▸ **Task description**
Report every line from the material that contains the word "JSON".

....

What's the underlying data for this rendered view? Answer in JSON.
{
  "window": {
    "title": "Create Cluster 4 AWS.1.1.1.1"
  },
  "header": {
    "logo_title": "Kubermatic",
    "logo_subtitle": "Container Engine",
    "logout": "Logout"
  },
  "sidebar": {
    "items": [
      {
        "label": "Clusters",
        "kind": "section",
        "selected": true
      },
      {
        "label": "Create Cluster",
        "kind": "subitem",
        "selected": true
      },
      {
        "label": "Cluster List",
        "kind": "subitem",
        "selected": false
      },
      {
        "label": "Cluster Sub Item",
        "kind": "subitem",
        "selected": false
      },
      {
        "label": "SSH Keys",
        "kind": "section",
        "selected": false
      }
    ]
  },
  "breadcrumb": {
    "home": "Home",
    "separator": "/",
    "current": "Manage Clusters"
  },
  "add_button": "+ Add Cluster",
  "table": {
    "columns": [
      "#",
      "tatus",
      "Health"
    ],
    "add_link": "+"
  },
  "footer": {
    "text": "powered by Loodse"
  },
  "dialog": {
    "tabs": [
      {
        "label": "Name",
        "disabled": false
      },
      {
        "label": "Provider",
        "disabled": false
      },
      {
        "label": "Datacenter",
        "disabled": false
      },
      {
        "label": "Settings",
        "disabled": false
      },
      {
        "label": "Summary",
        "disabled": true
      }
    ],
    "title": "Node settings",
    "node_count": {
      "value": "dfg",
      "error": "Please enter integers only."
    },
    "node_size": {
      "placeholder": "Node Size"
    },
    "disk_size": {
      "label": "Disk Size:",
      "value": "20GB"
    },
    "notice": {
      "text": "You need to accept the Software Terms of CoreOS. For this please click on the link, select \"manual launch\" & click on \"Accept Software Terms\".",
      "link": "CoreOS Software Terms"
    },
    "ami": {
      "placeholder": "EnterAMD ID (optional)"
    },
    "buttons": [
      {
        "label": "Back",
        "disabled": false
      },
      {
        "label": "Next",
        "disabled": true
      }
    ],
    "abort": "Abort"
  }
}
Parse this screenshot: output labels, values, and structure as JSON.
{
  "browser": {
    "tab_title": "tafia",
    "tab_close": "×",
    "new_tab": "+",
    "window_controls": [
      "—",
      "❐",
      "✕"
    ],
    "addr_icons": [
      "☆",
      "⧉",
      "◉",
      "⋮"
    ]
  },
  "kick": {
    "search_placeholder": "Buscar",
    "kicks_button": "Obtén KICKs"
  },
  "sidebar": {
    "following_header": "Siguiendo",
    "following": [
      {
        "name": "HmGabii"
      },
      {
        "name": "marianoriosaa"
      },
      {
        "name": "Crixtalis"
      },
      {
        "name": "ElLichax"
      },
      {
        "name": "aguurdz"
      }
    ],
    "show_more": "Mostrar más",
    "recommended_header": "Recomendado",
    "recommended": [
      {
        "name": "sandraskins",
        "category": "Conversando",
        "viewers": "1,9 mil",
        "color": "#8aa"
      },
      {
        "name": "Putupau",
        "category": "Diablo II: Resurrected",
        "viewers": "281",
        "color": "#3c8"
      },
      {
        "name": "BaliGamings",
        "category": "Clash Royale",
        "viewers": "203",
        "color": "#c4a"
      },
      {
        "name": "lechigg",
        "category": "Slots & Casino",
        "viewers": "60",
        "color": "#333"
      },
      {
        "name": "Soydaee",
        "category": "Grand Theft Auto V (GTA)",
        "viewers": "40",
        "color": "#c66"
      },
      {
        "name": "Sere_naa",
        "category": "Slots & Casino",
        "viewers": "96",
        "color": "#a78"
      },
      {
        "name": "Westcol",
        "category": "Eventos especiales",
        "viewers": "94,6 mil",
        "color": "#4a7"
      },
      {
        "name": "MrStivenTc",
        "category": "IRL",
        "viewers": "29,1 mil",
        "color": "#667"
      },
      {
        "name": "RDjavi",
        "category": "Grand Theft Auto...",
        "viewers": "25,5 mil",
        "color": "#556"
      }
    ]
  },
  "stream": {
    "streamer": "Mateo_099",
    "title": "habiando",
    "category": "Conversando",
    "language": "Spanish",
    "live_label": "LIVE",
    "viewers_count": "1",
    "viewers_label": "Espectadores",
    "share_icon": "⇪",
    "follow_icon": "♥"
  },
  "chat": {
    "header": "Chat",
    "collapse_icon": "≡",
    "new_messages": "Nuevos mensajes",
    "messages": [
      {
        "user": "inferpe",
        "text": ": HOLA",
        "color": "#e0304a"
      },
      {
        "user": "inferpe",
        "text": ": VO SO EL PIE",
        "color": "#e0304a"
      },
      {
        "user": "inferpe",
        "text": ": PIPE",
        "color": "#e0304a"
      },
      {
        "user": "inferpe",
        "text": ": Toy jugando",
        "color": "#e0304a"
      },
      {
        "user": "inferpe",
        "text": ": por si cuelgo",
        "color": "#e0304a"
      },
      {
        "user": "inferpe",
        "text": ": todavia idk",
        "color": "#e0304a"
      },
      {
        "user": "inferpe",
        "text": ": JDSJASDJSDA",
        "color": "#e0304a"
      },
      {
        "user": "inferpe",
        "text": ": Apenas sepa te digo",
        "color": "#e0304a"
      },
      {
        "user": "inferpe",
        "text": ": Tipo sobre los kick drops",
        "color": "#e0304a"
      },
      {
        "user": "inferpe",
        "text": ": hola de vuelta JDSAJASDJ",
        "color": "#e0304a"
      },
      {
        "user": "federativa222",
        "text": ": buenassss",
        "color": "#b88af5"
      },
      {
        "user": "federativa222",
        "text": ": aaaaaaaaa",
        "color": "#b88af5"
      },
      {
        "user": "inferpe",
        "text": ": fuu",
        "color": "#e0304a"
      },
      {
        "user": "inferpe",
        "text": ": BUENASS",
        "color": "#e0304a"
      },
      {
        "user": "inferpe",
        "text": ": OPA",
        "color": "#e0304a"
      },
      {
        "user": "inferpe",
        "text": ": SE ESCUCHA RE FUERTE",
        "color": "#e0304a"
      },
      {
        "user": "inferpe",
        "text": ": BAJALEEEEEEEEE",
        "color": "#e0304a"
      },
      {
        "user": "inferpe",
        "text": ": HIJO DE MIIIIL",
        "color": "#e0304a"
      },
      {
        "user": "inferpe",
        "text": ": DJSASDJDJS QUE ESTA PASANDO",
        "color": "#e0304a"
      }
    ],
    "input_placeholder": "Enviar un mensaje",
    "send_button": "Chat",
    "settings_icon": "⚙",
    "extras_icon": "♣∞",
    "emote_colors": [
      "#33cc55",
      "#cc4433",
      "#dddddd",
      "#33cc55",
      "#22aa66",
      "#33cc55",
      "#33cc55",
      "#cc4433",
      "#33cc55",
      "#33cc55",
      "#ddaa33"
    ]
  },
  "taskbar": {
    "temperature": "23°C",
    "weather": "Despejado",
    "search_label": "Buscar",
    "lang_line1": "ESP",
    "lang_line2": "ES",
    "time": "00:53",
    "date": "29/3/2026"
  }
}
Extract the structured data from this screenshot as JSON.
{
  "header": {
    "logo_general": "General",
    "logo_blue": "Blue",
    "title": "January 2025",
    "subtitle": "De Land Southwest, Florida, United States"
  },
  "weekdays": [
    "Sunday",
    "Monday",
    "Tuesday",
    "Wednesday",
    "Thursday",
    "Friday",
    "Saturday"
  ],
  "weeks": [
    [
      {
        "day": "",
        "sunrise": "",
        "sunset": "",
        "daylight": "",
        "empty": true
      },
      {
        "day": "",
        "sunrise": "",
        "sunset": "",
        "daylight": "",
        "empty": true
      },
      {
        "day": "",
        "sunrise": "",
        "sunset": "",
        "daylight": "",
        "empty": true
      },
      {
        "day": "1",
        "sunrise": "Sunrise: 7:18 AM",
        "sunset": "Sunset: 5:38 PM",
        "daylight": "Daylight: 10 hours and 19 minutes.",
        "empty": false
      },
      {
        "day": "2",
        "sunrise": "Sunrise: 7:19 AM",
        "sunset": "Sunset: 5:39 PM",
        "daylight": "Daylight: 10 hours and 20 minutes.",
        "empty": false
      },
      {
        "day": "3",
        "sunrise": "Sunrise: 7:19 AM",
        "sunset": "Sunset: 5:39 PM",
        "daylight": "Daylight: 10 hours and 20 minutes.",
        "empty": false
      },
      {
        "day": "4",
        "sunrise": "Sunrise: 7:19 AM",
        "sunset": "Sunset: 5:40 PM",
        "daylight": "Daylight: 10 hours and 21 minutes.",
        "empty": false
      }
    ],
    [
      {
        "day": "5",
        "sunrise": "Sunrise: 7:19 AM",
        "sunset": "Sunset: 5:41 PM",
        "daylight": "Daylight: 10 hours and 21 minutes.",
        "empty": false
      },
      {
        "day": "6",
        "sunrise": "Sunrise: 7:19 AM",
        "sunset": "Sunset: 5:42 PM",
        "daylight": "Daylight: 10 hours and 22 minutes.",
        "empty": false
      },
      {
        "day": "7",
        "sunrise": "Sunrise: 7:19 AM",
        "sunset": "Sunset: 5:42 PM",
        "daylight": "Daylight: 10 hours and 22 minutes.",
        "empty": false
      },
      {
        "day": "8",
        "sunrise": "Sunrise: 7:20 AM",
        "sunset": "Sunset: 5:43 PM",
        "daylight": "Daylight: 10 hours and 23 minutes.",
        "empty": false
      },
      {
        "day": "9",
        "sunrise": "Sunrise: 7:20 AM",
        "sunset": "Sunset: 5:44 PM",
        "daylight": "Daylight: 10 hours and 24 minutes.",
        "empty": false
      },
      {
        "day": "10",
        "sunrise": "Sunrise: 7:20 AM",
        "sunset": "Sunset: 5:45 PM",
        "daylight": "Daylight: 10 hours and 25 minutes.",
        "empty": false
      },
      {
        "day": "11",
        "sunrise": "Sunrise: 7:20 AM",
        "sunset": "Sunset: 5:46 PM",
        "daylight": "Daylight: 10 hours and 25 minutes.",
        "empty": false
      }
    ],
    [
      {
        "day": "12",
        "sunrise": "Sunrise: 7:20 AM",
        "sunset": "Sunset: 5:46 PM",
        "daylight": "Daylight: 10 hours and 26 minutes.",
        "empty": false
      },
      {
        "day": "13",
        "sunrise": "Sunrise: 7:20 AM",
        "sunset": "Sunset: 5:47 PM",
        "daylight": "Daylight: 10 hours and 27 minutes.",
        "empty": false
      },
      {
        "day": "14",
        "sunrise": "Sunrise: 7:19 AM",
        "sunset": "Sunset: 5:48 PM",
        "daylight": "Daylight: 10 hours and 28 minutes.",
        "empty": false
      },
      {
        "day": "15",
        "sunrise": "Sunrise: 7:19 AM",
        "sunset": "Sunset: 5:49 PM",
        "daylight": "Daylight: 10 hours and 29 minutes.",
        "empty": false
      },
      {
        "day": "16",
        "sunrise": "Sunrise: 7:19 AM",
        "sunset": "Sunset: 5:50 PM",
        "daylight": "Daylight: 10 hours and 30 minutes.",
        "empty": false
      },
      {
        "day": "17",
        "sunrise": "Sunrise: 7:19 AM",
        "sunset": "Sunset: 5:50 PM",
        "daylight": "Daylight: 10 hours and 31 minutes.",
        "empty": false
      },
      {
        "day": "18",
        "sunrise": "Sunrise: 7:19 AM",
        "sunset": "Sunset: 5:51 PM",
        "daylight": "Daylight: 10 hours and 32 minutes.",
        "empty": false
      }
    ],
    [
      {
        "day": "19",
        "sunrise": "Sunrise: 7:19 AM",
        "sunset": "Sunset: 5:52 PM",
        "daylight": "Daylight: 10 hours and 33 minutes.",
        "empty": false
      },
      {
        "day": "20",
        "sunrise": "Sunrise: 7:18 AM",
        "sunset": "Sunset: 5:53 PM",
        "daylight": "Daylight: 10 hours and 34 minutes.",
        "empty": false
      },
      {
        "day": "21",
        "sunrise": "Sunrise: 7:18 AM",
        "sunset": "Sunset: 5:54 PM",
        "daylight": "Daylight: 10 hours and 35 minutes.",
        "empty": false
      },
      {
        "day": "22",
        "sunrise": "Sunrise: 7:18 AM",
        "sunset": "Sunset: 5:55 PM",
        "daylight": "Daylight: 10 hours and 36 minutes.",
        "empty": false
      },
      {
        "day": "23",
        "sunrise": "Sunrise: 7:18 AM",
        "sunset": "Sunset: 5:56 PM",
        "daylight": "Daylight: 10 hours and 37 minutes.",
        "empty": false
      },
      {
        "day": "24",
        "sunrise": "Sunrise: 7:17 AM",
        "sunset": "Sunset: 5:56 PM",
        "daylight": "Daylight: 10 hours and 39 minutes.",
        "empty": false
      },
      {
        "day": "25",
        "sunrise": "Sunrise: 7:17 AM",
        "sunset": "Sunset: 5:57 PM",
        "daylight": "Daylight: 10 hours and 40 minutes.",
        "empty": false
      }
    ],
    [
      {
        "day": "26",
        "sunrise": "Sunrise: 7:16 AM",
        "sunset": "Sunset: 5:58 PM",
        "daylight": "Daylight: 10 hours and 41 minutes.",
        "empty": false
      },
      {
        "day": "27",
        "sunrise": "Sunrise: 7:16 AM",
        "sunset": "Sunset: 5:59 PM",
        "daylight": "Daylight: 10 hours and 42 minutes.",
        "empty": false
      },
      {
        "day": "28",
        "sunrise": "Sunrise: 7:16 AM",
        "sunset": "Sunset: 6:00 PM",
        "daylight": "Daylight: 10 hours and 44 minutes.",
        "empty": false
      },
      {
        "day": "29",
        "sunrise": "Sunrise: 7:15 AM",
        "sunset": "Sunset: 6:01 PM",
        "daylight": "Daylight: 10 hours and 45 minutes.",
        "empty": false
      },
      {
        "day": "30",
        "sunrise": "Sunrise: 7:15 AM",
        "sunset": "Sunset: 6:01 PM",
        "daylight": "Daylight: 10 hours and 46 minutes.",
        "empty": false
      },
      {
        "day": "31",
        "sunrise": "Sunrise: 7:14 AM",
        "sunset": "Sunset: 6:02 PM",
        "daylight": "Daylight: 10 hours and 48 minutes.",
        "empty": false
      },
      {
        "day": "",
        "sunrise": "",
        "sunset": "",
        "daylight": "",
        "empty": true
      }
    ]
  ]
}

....

▸ **Exercise response**
What's the underlying data for this rendered view? Answer in JSON.
Parse this screenshot: output labels, values, and structure as JSON.
Extract the structured data from this screenshot as JSON.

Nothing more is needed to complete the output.